### WORK ORDER
Your task is to copy every line below that contains the word "Current".

### Entries from a dataset of interfaces

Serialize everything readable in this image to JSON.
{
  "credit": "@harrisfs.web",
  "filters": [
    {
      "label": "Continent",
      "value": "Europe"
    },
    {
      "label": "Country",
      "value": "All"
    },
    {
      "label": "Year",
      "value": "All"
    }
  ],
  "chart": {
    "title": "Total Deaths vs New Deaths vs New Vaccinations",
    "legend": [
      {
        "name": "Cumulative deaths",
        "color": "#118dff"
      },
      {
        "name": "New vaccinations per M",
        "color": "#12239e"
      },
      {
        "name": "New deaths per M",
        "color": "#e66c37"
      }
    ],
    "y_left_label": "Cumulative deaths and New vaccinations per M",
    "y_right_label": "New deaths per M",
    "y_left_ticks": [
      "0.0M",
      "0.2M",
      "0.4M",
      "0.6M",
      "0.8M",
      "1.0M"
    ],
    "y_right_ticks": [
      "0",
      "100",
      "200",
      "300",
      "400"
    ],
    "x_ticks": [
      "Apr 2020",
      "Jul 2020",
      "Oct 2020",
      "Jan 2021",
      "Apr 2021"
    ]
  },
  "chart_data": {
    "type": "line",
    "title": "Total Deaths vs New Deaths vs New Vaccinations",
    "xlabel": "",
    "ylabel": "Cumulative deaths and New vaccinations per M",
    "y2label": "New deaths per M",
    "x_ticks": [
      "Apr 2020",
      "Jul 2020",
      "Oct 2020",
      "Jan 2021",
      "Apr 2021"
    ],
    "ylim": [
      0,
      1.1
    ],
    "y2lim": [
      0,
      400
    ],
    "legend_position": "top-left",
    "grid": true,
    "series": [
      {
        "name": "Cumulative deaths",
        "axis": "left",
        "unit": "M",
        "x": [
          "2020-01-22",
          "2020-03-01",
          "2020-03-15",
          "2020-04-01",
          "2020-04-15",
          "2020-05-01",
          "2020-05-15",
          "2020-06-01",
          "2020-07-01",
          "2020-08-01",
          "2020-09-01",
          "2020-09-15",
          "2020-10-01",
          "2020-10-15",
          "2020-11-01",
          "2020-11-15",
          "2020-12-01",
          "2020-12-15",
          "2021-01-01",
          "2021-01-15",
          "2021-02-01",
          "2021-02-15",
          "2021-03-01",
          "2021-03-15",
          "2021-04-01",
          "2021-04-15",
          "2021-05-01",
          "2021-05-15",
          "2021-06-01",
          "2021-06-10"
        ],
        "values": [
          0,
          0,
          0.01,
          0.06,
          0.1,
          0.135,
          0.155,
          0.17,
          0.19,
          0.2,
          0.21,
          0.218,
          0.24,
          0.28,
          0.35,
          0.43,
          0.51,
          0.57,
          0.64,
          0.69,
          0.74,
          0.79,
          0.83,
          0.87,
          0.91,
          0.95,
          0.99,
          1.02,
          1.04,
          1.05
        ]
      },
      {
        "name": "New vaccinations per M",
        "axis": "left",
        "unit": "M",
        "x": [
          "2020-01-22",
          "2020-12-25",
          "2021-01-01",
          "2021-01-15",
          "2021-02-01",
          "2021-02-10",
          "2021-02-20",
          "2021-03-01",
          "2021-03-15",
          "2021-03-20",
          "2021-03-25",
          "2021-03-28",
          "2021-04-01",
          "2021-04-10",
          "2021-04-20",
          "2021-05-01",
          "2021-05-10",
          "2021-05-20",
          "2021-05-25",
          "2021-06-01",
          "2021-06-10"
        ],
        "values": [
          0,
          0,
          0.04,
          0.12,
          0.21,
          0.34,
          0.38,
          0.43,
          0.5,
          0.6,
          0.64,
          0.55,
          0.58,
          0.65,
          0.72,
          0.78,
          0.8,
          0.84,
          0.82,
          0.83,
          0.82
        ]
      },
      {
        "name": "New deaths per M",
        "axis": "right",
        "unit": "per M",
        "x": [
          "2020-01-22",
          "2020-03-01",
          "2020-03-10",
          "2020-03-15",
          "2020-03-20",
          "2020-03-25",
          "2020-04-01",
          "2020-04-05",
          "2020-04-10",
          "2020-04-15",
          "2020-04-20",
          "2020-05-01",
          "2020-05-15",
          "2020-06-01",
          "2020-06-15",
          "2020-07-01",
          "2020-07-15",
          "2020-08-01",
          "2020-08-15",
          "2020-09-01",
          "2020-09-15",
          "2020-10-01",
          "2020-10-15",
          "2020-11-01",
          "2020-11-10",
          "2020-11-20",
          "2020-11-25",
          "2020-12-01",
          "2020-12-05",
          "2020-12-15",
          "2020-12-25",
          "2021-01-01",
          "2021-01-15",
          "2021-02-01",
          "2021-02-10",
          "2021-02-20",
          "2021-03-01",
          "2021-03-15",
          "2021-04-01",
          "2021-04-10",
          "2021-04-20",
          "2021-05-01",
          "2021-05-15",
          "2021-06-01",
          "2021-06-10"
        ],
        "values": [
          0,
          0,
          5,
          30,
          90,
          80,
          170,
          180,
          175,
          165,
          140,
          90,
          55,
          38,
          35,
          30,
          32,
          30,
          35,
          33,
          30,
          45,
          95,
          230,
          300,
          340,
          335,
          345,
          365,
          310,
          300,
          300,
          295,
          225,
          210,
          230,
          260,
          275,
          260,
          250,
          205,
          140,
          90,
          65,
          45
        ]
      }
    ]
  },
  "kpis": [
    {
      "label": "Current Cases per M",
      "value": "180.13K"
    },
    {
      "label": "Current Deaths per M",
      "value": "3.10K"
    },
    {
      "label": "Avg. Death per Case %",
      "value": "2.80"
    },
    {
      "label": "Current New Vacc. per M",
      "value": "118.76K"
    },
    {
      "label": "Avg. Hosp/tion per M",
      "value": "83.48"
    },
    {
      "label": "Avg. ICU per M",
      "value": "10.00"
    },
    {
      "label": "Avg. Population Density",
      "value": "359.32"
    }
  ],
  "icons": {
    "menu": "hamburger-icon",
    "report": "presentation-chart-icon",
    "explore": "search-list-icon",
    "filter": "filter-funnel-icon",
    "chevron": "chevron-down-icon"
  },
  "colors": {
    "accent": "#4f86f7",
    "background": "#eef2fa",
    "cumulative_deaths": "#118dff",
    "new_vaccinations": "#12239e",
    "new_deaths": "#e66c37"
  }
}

### TASK RESULT
      "label": "Current Cases per M",
      "label": "Current Deaths per M",
      "label": "Current New Vacc. per M",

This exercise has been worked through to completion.